The Sun and other stars rely on gravitational compression to overcome the coulombic repulsion between atoms and power their fusion. To mimic that compression, scientists use the world’s most powerful laser at Lawrence Livermore National Laboratory’s National Ignition Facility (NIF) to squeeze isotopes of hydrogen—deuterium and tritium—in a 2-mm-wide capsule. Conceptually, the experiment is simple: NIF trains 192 laser beams (blue in the figure) into a 1-cm-tall cylinder, known as a hohlraum, in which the capsule is suspended. In response, the hohlraum’s walls produce a flux of soft x rays. Within 8 nanoseconds, that flux compresses the capsule into a “hot spot” half the width of a human hair at a temperature of 100 million kelvin and a pressure of 350 billion atmospheres.

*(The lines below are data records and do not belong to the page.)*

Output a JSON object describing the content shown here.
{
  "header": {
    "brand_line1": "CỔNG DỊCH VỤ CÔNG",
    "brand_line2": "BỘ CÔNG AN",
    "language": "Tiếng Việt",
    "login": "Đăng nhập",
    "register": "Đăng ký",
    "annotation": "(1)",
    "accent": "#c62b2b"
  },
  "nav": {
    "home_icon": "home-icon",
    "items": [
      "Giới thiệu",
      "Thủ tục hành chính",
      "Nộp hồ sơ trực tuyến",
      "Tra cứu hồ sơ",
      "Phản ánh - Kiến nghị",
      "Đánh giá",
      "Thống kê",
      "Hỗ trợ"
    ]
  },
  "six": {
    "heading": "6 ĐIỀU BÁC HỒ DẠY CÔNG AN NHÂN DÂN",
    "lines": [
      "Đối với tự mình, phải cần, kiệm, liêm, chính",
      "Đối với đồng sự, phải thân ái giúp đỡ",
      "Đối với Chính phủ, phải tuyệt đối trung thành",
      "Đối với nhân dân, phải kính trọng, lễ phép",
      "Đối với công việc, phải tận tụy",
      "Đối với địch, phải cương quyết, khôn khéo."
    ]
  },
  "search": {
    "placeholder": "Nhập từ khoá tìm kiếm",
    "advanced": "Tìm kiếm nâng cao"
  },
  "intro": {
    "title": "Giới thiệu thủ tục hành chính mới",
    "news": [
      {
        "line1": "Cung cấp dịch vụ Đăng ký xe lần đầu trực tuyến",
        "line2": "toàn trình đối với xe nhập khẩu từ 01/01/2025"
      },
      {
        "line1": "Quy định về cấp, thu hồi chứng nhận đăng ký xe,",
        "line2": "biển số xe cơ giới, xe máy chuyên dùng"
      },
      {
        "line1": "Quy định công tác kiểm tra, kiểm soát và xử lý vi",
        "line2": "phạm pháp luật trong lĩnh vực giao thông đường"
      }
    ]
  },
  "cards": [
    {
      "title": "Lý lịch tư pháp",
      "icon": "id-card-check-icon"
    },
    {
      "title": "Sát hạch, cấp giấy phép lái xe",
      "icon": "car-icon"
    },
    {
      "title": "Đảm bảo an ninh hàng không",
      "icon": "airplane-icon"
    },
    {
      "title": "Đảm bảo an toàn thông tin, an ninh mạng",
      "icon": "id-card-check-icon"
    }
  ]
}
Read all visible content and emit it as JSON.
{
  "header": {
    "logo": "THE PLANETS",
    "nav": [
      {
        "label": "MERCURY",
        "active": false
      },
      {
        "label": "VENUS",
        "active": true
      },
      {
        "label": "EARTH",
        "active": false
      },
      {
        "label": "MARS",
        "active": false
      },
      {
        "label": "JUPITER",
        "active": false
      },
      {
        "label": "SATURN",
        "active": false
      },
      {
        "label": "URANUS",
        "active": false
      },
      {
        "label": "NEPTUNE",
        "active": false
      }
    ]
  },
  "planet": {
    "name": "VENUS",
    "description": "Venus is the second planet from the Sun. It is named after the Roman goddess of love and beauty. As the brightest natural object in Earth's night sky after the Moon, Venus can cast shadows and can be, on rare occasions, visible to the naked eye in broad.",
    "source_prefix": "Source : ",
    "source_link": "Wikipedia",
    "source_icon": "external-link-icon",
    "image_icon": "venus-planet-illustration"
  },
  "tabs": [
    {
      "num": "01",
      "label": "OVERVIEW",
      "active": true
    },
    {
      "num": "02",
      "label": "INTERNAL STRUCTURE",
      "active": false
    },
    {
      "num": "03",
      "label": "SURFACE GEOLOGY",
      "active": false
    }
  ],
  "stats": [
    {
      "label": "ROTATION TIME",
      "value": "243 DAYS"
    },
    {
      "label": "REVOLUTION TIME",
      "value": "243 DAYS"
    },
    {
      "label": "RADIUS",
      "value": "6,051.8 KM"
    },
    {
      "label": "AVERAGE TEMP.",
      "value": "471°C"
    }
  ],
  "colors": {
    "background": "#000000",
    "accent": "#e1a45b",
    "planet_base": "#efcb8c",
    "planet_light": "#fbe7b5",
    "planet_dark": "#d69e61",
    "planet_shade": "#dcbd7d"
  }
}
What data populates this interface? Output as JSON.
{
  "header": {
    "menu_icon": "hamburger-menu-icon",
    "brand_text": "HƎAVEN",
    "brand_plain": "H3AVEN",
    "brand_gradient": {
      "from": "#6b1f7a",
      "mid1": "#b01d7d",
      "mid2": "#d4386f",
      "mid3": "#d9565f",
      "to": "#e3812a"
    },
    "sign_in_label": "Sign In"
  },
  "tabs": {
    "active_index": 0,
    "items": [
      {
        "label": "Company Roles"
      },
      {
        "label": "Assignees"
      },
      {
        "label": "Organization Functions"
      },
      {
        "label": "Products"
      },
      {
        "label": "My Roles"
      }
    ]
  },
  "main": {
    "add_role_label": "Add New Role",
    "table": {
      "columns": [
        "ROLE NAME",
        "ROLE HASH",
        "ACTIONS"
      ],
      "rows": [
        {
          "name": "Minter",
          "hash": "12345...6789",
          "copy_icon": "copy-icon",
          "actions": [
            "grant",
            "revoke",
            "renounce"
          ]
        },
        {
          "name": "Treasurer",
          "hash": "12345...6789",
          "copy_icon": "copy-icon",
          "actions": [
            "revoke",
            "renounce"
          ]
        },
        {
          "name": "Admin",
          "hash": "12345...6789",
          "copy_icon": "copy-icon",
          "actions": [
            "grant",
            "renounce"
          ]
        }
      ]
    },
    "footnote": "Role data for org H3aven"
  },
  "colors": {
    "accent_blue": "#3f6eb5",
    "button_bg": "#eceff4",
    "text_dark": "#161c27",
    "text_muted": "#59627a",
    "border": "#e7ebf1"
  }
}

The NIF experiments strive to convert the kinetic energy of that implosion into internal energy faster than any other process can quench the fusion. To date, that’s been an elusive goal. In two papers, one in Nature and another in Nature Physics, the NIF collaboration reports a more modest achievement: creating a burning plasma in four experiments conducted between late 2020 and early 2021. A burning plasma is the regime in which the fusion reactions themselves—not the compression—are the primary source of heat for the plasma. And it’s an essential precursor to ignition, the state in which the heat added by the alpha particles outstrips all the losses. The resulting thermal instability triggers a nonlinear rise in temperature, which sustains and propagates the burn.
The NIF collaboration stopped short of claiming ignition from the four shots reported in their two papers—or from a fifth, record-energy-releasing event on 8 August 2021. But all the experiments were deeply in the burning-plasma regime. To reach it, the NIF scientists increased the size of the imploding capsule by 10–15%. To combat the loss of symmetry during compression, the scientists swapped out capsule materials—replacing the plastic shell with diamond. And with diamond three times as dense as plastic, the outer shell became more absorptive to x rays and more efficient at coupling compressive energy to the fuel. It was also thinner, which allowed the researchers to use shorter laser pulse lengths, down to 8 ns from 20 ns in previous experiments. That too improved the efficiency at which x rays compressed the capsule. To further optimize the experiment’s design, the scientists explored modifications to the hohlraum.
As chief scientist for the laboratory’s Inertial Confinement Fusion Program, Omar Hurricane says, “Having reached a burning plasma, we are now on the verge of ignition. Turning the experiment into a useful energy source, though, is a very long way off.” (A. B. Zylstra et al., Nature 601, 542, 2022; A. L. Kritcher et al., Nat. Phys., 2022, doi:10.1038/s41567-021-01485-9.)